### Task instructions
Copy each line below exactly as it appears. Pictures are to be omitted.

[[ Data records, beginning ]]

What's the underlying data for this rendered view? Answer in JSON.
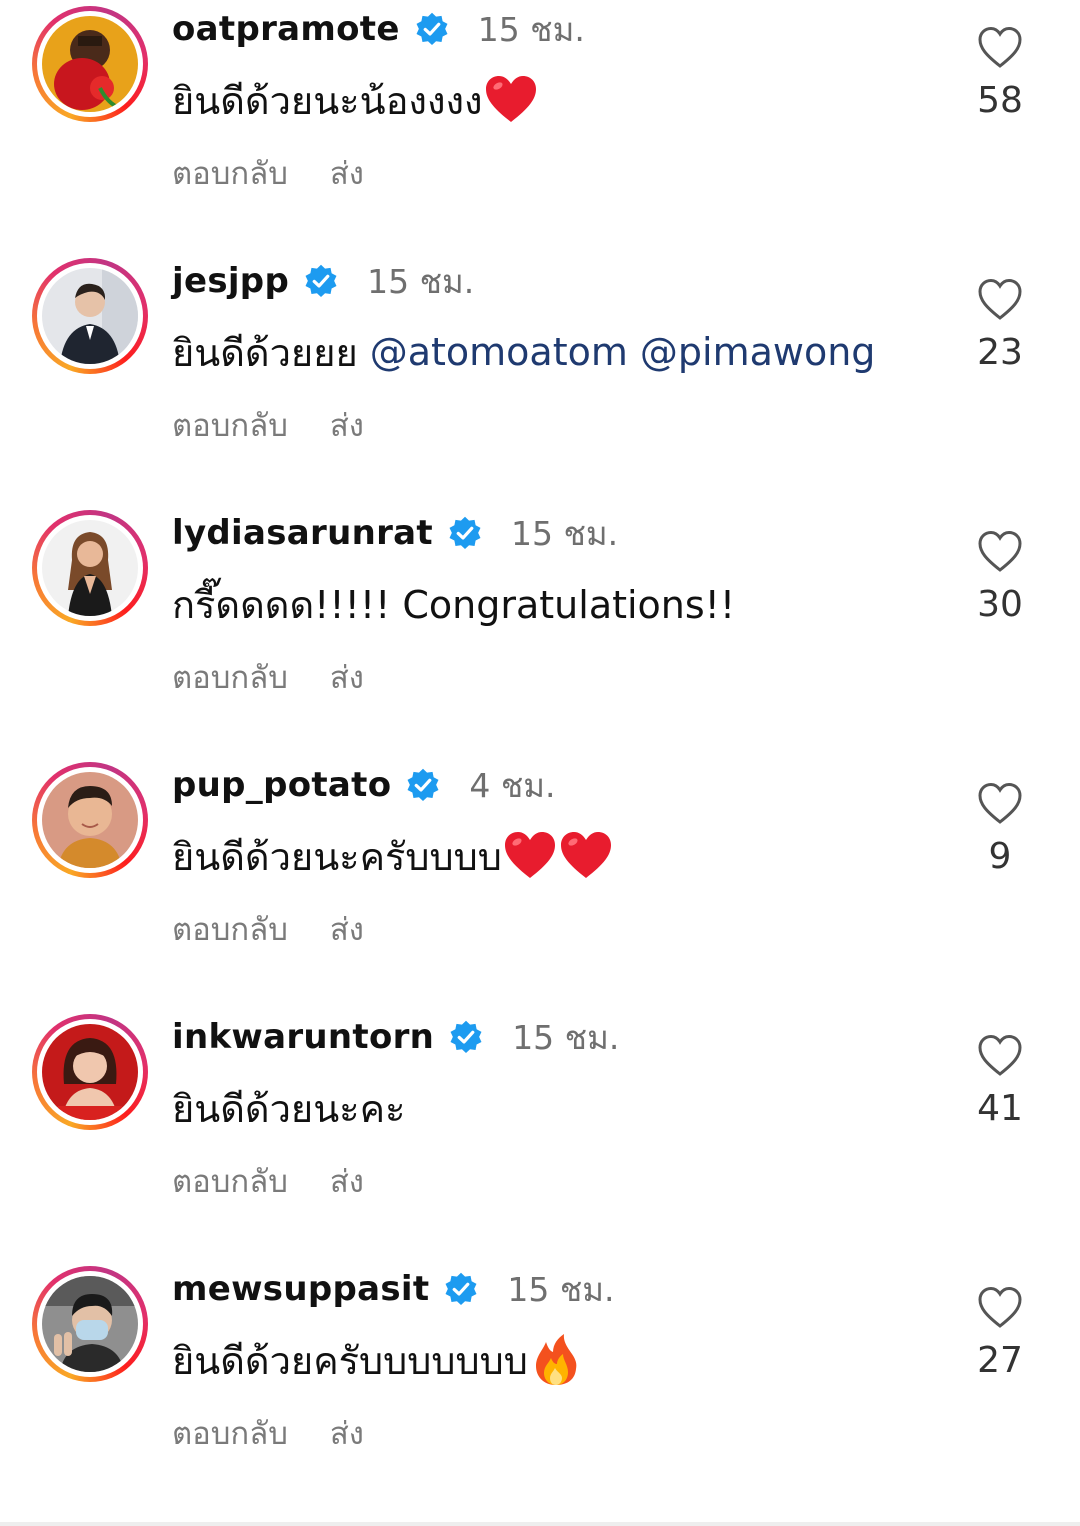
{
  "colors": {
    "verified": "#1d9bf0",
    "heart_emoji": "#e81c2e",
    "mention": "#1f3a70",
    "muted_text": "#7a7a7a"
  },
  "labels": {
    "reply": "ตอบกลับ",
    "send": "ส่ง"
  },
  "comments": [
    {
      "username": "oatpramote",
      "verified": true,
      "time": "15 ชม.",
      "text": "ยินดีด้วยนะน้องงงง",
      "emojis": [
        "red-heart"
      ],
      "likes": "58",
      "avatar_icon": "avatar-oatpramote"
    },
    {
      "username": "jesjpp",
      "verified": true,
      "time": "15 ชม.",
      "text": "ยินดีด้วยยย",
      "mentions": [
        "@atomoatom",
        "@pimawong"
      ],
      "likes": "23",
      "avatar_icon": "avatar-jesjpp"
    },
    {
      "username": "lydiasarunrat",
      "verified": true,
      "time": "15 ชม.",
      "text": "กรี๊ดดดด!!!!! Congratulations!!",
      "likes": "30",
      "avatar_icon": "avatar-lydiasarunrat"
    },
    {
      "username": "pup_potato",
      "verified": true,
      "time": "4 ชม.",
      "text": "ยินดีด้วยนะครับบบบ",
      "emojis": [
        "red-heart",
        "red-heart"
      ],
      "likes": "9",
      "avatar_icon": "avatar-pup_potato"
    },
    {
      "username": "inkwaruntorn",
      "verified": true,
      "time": "15 ชม.",
      "text": "ยินดีด้วยนะคะ",
      "likes": "41",
      "avatar_icon": "avatar-inkwaruntorn"
    },
    {
      "username": "mewsuppasit",
      "verified": true,
      "time": "15 ชม.",
      "text": "ยินดีด้วยครับบบบบบบ",
      "emojis": [
        "fire"
      ],
      "likes": "27",
      "avatar_icon": "avatar-mewsuppasit"
    }
  ]
}
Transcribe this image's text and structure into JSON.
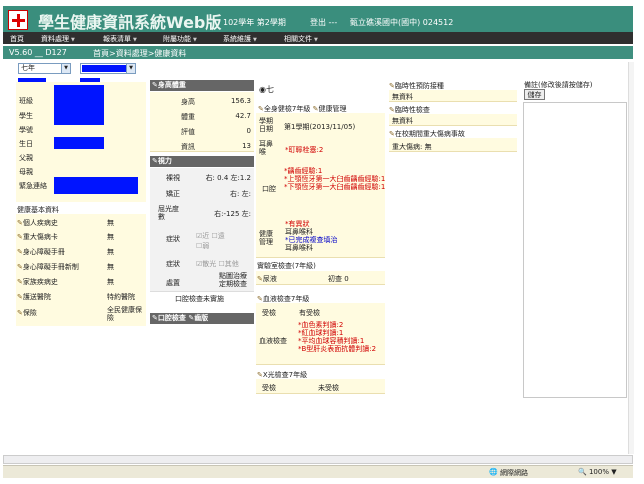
{
  "header": {
    "title": "學生健康資訊系統Web版",
    "term": "102學年 第2學期",
    "logout": "登出",
    "dashes": "---",
    "school": "甄立礁溪國中(國中) 024512"
  },
  "menu": [
    "首頁",
    "資料處理",
    "報表清單",
    "附屬功能",
    "系統維護",
    "相關文件"
  ],
  "subbar": {
    "version": "V5.60 __ D127",
    "breadcrumb": "首頁>資料處理>健康資料"
  },
  "filters": {
    "grade": "七年"
  },
  "basic": {
    "labels": [
      "班級",
      "學生",
      "學號",
      "生日",
      "父親",
      "母親",
      "緊急連絡"
    ],
    "section_title": "健康基本資料",
    "items": [
      {
        "label": "個人疾病史",
        "value": "無"
      },
      {
        "label": "重大傷病卡",
        "value": "無"
      },
      {
        "label": "身心障礙手冊",
        "value": "無"
      },
      {
        "label": "身心障礙手冊新制",
        "value": "無"
      },
      {
        "label": "家族疾病史",
        "value": "無"
      },
      {
        "label": "護送醫院",
        "value": "特約醫院"
      },
      {
        "label": "保險",
        "value": "全民健康保險"
      }
    ]
  },
  "body": {
    "title": "身高體重",
    "rows": [
      {
        "label": "身高",
        "value": "156.3"
      },
      {
        "label": "體重",
        "value": "42.7"
      },
      {
        "label": "評值",
        "value": "0"
      },
      {
        "label": "資訊",
        "value": "13"
      }
    ]
  },
  "vision": {
    "title": "視力",
    "rows": [
      {
        "label": "裸視",
        "value": "右: 0.4 左:1.2"
      },
      {
        "label": "矯正",
        "value": "右: 左:"
      },
      {
        "label": "屈光度數",
        "value": "右:-125 左:"
      },
      {
        "label": "症狀",
        "value": ""
      },
      {
        "label": "症狀",
        "value": ""
      },
      {
        "label": "處置",
        "value": "點圖治療定期檢查"
      }
    ],
    "checks1": [
      "近",
      "遠",
      "弱"
    ],
    "checks2": [
      "散光",
      "其他"
    ]
  },
  "oral": {
    "check_text": "口腔檢查未實施",
    "bar_text": "口腔檢查",
    "bar_text2": "齒版"
  },
  "exam": {
    "grade_marker": "七",
    "title": "全身健檢7年級",
    "title2": "健康管理",
    "date_label": "學期日期",
    "date_value": "第1學期(2013/11/05)",
    "ent_label": "耳鼻喉",
    "ent_value": "*耵聹栓塞:2",
    "oral_label": "口腔",
    "oral_lines": [
      "*齲齒經驗:1",
      "*上顎恆牙第一大臼齒齲齒經驗:1",
      "*下顎恆牙第一大臼齒齲齒經驗:1"
    ],
    "mgmt_label": "健康管理",
    "mgmt_lines": [
      "*有異狀",
      "耳鼻喉科",
      "*已完成複查填治",
      "耳鼻喉科"
    ]
  },
  "lab": {
    "title": "實驗室檢查(7年級)",
    "urine_label": "尿液",
    "urine_value": "初查 0",
    "blood_title": "血液檢查7年級",
    "blood_exam_label": "受檢",
    "blood_exam_value": "有受檢",
    "blood_label": "血液檢查",
    "blood_lines": [
      "*血色素判讀:2",
      "*紅血球判讀:1",
      "*平均血球容積判讀:1",
      "*B型肝炎表面抗體判讀:2"
    ],
    "xray_title": "X光檢查7年級",
    "xray_label": "受檢",
    "xray_value": "未受檢"
  },
  "right": {
    "vaccine_title": "臨時性預防接種",
    "vaccine_value": "無資料",
    "temp_title": "臨時性檢查",
    "temp_value": "無資料",
    "injury_title": "在校期間重大傷病事故",
    "injury_value": "重大傷病: 無",
    "note_label": "備註(修改後請按儲存)",
    "save": "儲存"
  },
  "status": {
    "network": "網際網路",
    "zoom": "100%"
  }
}
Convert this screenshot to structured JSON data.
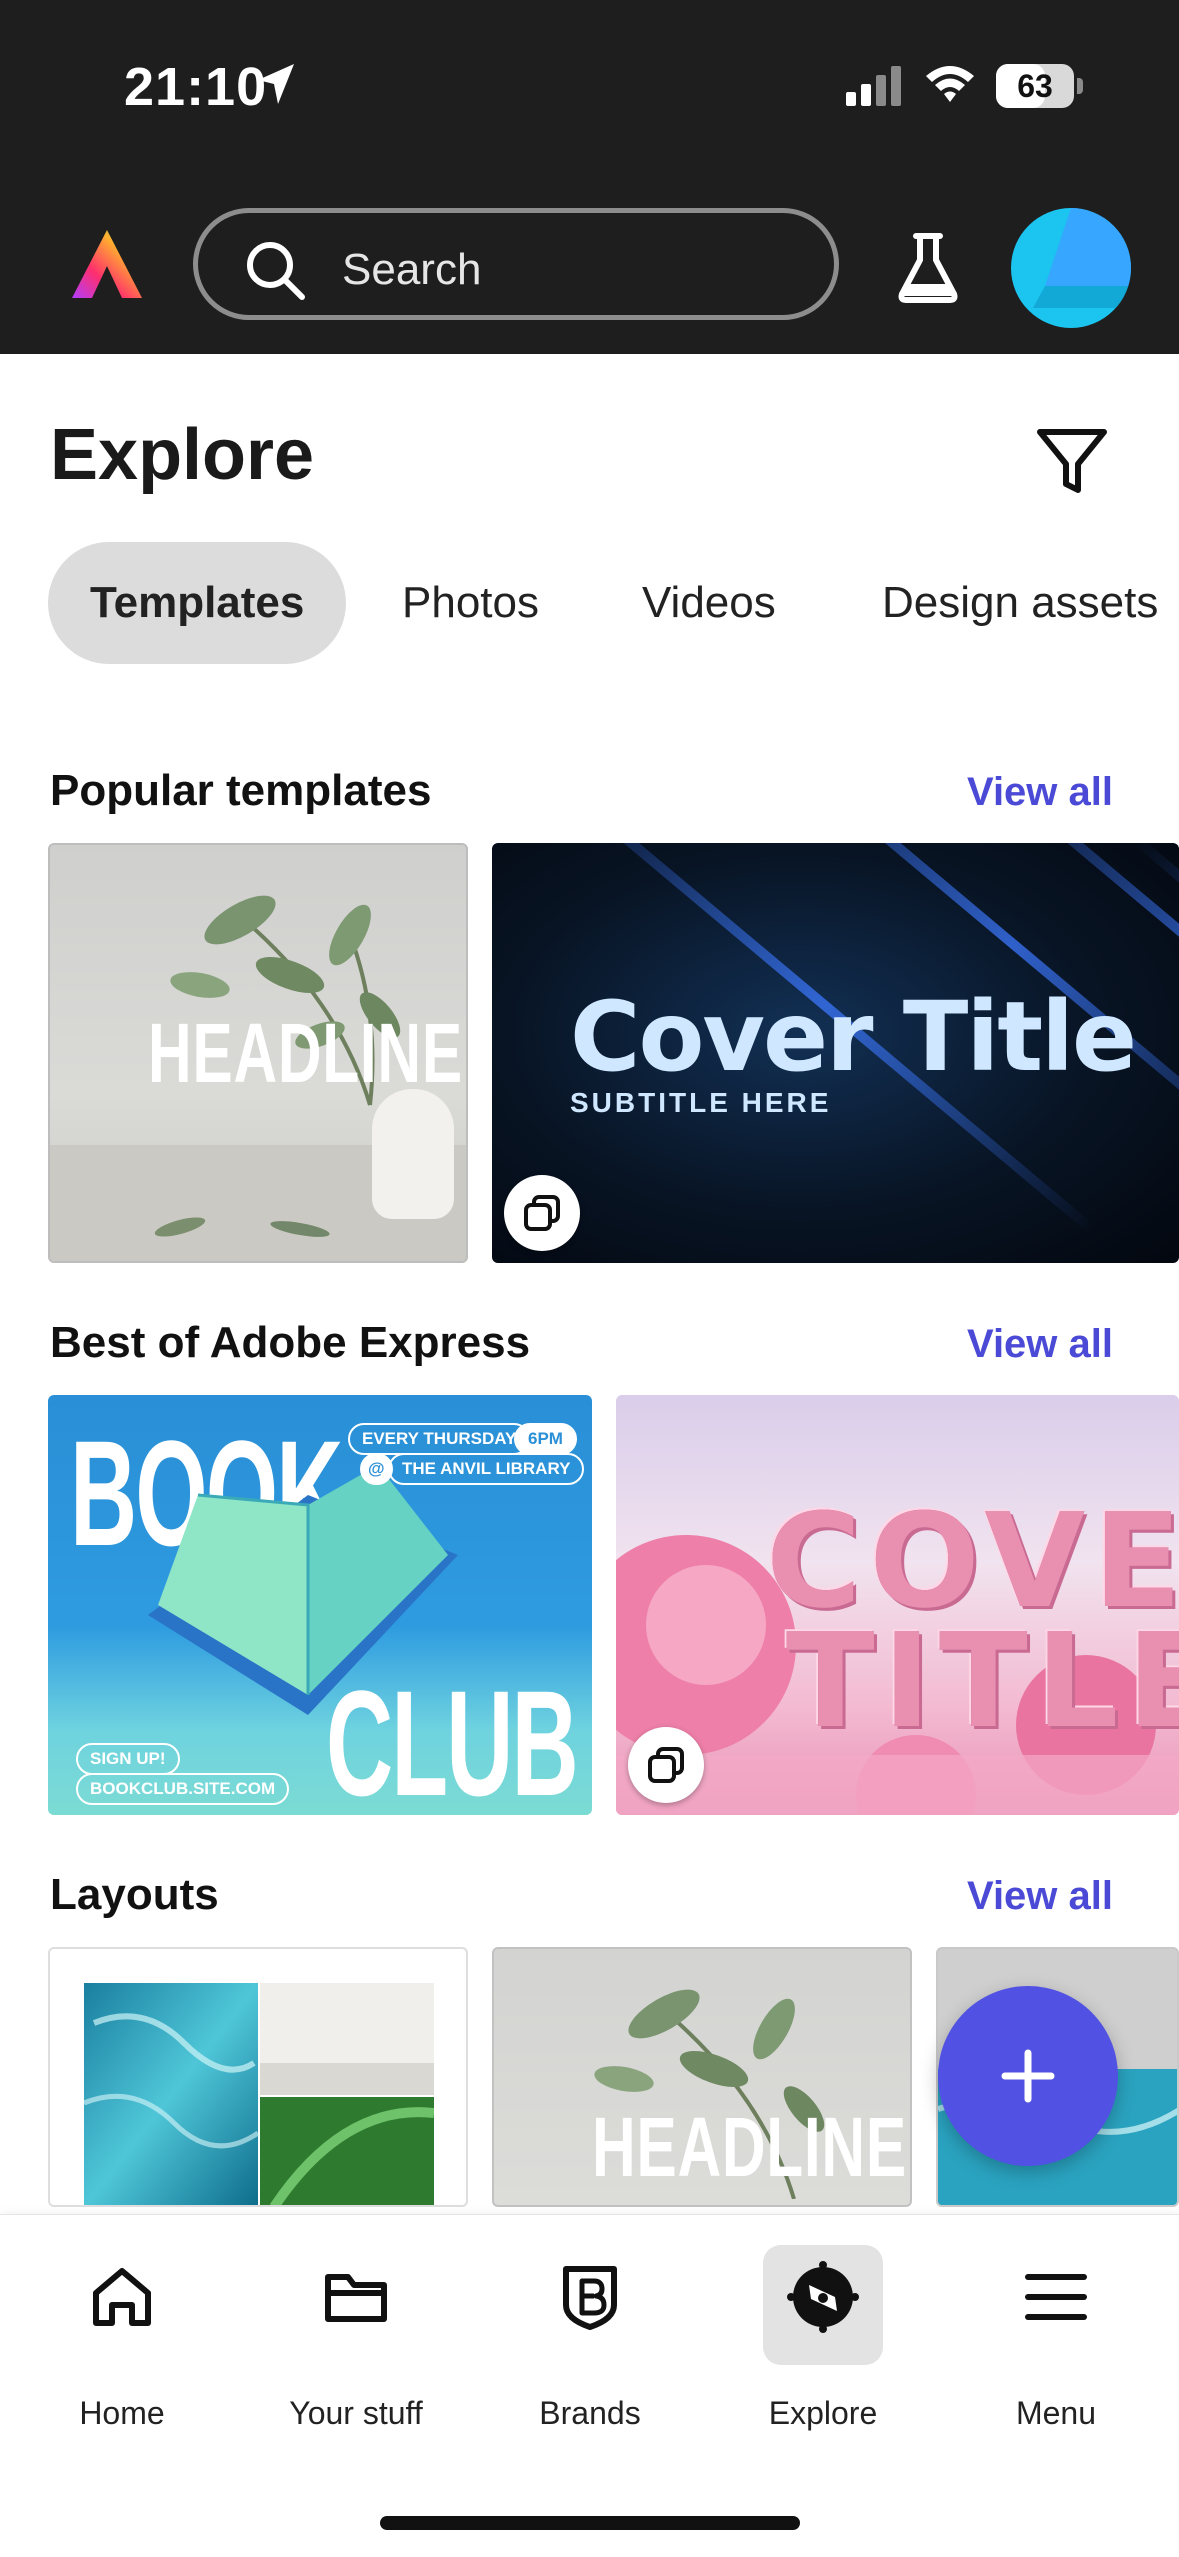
{
  "status_bar": {
    "time": "21:10",
    "battery": "63",
    "battery_level": 0.63
  },
  "header": {
    "search_placeholder": "Search"
  },
  "page": {
    "title": "Explore"
  },
  "tabs": [
    {
      "label": "Templates",
      "active": true
    },
    {
      "label": "Photos",
      "active": false
    },
    {
      "label": "Videos",
      "active": false
    },
    {
      "label": "Design assets",
      "active": false
    }
  ],
  "sections": {
    "popular": {
      "title": "Popular templates",
      "view_all": "View all",
      "cards": [
        {
          "text": "HEADLINE"
        },
        {
          "title": "Cover Title",
          "subtitle": "SUBTITLE HERE"
        }
      ]
    },
    "best": {
      "title": "Best of Adobe Express",
      "view_all": "View all",
      "cards": [
        {
          "line1": "BOOK",
          "line2": "CLUB",
          "pill_day": "EVERY THURSDAY",
          "pill_time": "6PM",
          "pill_at": "@",
          "pill_place": "THE ANVIL LIBRARY",
          "signup": "SIGN UP!",
          "site": "BOOKCLUB.SITE.COM"
        },
        {
          "line1": "COVER",
          "line2": "TITLE"
        }
      ]
    },
    "layouts": {
      "title": "Layouts",
      "view_all": "View all",
      "cards": [
        {
          "text": ""
        },
        {
          "text": "HEADLINE"
        }
      ]
    }
  },
  "bottom_nav": [
    {
      "label": "Home",
      "icon": "home-icon",
      "active": false
    },
    {
      "label": "Your stuff",
      "icon": "folder-icon",
      "active": false
    },
    {
      "label": "Brands",
      "icon": "brands-icon",
      "active": false
    },
    {
      "label": "Explore",
      "icon": "compass-icon",
      "active": true
    },
    {
      "label": "Menu",
      "icon": "hamburger-icon",
      "active": false
    }
  ],
  "colors": {
    "accent": "#4b4ad6",
    "fab": "#5151e3",
    "header_bg": "#1e1e1e",
    "avatar": "#1cc4f0"
  }
}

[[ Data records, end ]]

### Reply to the exercise
What's the underlying data for this rendered view? Answer in JSON.
{
  "colors": {
    "verified": "#1d9bf0",
    "heart_emoji": "#e81c2e",
    "mention": "#1f3a70",
    "muted_text": "#7a7a7a"
  },
  "labels": {
    "reply": "ตอบกลับ",
    "send": "ส่ง"
  },
  "comments": [
    {
      "username": "oatpramote",
      "verified": true,
      "time": "15 ชม.",
      "text": "ยินดีด้วยนะน้องงงง",
      "emojis": [
        "red-heart"
      ],
      "likes": "58",
      "avatar_icon": "avatar-oatpramote"
    },
    {
      "username": "jesjpp",
      "verified": true,
      "time": "15 ชม.",
      "text": "ยินดีด้วยยย",
      "mentions": [
        "@atomoatom",
        "@pimawong"
      ],
      "likes": "23",
      "avatar_icon": "avatar-jesjpp"
    },
    {
      "username": "lydiasarunrat",
      "verified": true,
      "time": "15 ชม.",
      "text": "กรี๊ดดดด!!!!! Congratulations!!",
      "likes": "30",
      "avatar_icon": "avatar-lydiasarunrat"
    },
    {
      "username": "pup_potato",
      "verified": true,
      "time": "4 ชม.",
      "text": "ยินดีด้วยนะครับบบบ",
      "emojis": [
        "red-heart",
        "red-heart"
      ],
      "likes": "9",
      "avatar_icon": "avatar-pup_potato"
    },
    {
      "username": "inkwaruntorn",
      "verified": true,
      "time": "15 ชม.",
      "text": "ยินดีด้วยนะคะ",
      "likes": "41",
      "avatar_icon": "avatar-inkwaruntorn"
    },
    {
      "username": "mewsuppasit",
      "verified": true,
      "time": "15 ชม.",
      "text": "ยินดีด้วยครับบบบบบบ",
      "emojis": [
        "fire"
      ],
      "likes": "27",
      "avatar_icon": "avatar-mewsuppasit"
    }
  ]
}
Transcribe this image's text and structure into JSON.
{
  "header": {
    "title": "學生健康資訊系統Web版",
    "term": "102學年 第2學期",
    "logout": "登出",
    "dashes": "---",
    "school": "甄立礁溪國中(國中) 024512"
  },
  "menu": [
    "首頁",
    "資料處理",
    "報表清單",
    "附屬功能",
    "系統維護",
    "相關文件"
  ],
  "subbar": {
    "version": "V5.60 __ D127",
    "breadcrumb": "首頁>資料處理>健康資料"
  },
  "filters": {
    "grade": "七年"
  },
  "basic": {
    "labels": [
      "班級",
      "學生",
      "學號",
      "生日",
      "父親",
      "母親",
      "緊急連絡"
    ],
    "section_title": "健康基本資料",
    "items": [
      {
        "label": "個人疾病史",
        "value": "無"
      },
      {
        "label": "重大傷病卡",
        "value": "無"
      },
      {
        "label": "身心障礙手冊",
        "value": "無"
      },
      {
        "label": "身心障礙手冊新制",
        "value": "無"
      },
      {
        "label": "家族疾病史",
        "value": "無"
      },
      {
        "label": "護送醫院",
        "value": "特約醫院"
      },
      {
        "label": "保險",
        "value": "全民健康保險"
      }
    ]
  },
  "body": {
    "title": "身高體重",
    "rows": [
      {
        "label": "身高",
        "value": "156.3"
      },
      {
        "label": "體重",
        "value": "42.7"
      },
      {
        "label": "評值",
        "value": "0"
      },
      {
        "label": "資訊",
        "value": "13"
      }
    ]
  },
  "vision": {
    "title": "視力",
    "rows": [
      {
        "label": "裸視",
        "value": "右: 0.4 左:1.2"
      },
      {
        "label": "矯正",
        "value": "右: 左:"
      },
      {
        "label": "屈光度數",
        "value": "右:-125 左:"
      },
      {
        "label": "症狀",
        "value": ""
      },
      {
        "label": "症狀",
        "value": ""
      },
      {
        "label": "處置",
        "value": "點圖治療定期檢查"
      }
    ],
    "checks1": [
      "近",
      "遠",
      "弱"
    ],
    "checks2": [
      "散光",
      "其他"
    ]
  },
  "oral": {
    "check_text": "口腔檢查未實施",
    "bar_text": "口腔檢查",
    "bar_text2": "齒版"
  },
  "exam": {
    "grade_marker": "七",
    "title": "全身健檢7年級",
    "title2": "健康管理",
    "date_label": "學期日期",
    "date_value": "第1學期(2013/11/05)",
    "ent_label": "耳鼻喉",
    "ent_value": "*耵聹栓塞:2",
    "oral_label": "口腔",
    "oral_lines": [
      "*齲齒經驗:1",
      "*上顎恆牙第一大臼齒齲齒經驗:1",
      "*下顎恆牙第一大臼齒齲齒經驗:1"
    ],
    "mgmt_label": "健康管理",
    "mgmt_lines": [
      "*有異狀",
      "耳鼻喉科",
      "*已完成複查填治",
      "耳鼻喉科"
    ]
  },
  "lab": {
    "title": "實驗室檢查(7年級)",
    "urine_label": "尿液",
    "urine_value": "初查 0",
    "blood_title": "血液檢查7年級",
    "blood_exam_label": "受檢",
    "blood_exam_value": "有受檢",
    "blood_label": "血液檢查",
    "blood_lines": [
      "*血色素判讀:2",
      "*紅血球判讀:1",
      "*平均血球容積判讀:1",
      "*B型肝炎表面抗體判讀:2"
    ],
    "xray_title": "X光檢查7年級",
    "xray_label": "受檢",
    "xray_value": "未受檢"
  },
  "right": {
    "vaccine_title": "臨時性預防接種",
    "vaccine_value": "無資料",
    "temp_title": "臨時性檢查",
    "temp_value": "無資料",
    "injury_title": "在校期間重大傷病事故",
    "injury_value": "重大傷病: 無",
    "note_label": "備註(修改後請按儲存)",
    "save": "儲存"
  },
  "status": {
    "network": "網際網路",
    "zoom": "100%"
  }
}
Convert this screenshot to structured JSON data.
{
  "status_bar": {
    "time": "21:10",
    "battery": "63",
    "battery_level": 0.63
  },
  "header": {
    "search_placeholder": "Search"
  },
  "page": {
    "title": "Explore"
  },
  "tabs": [
    {
      "label": "Templates",
      "active": true
    },
    {
      "label": "Photos",
      "active": false
    },
    {
      "label": "Videos",
      "active": false
    },
    {
      "label": "Design assets",
      "active": false
    }
  ],
  "sections": {
    "popular": {
      "title": "Popular templates",
      "view_all": "View all",
      "cards": [
        {
          "text": "HEADLINE"
        },
        {
          "title": "Cover Title",
          "subtitle": "SUBTITLE HERE"
        }
      ]
    },
    "best": {
      "title": "Best of Adobe Express",
      "view_all": "View all",
      "cards": [
        {
          "line1": "BOOK",
          "line2": "CLUB",
          "pill_day": "EVERY THURSDAY",
          "pill_time": "6PM",
          "pill_at": "@",
          "pill_place": "THE ANVIL LIBRARY",
          "signup": "SIGN UP!",
          "site": "BOOKCLUB.SITE.COM"
        },
        {
          "line1": "COVER",
          "line2": "TITLE"
        }
      ]
    },
    "layouts": {
      "title": "Layouts",
      "view_all": "View all",
      "cards": [
        {
          "text": ""
        },
        {
          "text": "HEADLINE"
        }
      ]
    }
  },
  "bottom_nav": [
    {
      "label": "Home",
      "icon": "home-icon",
      "active": false
    },
    {
      "label": "Your stuff",
      "icon": "folder-icon",
      "active": false
    },
    {
      "label": "Brands",
      "icon": "brands-icon",
      "active": false
    },
    {
      "label": "Explore",
      "icon": "compass-icon",
      "active": true
    },
    {
      "label": "Menu",
      "icon": "hamburger-icon",
      "active": false
    }
  ],
  "colors": {
    "accent": "#4b4ad6",
    "fab": "#5151e3",
    "header_bg": "#1e1e1e",
    "avatar": "#1cc4f0"
  }
}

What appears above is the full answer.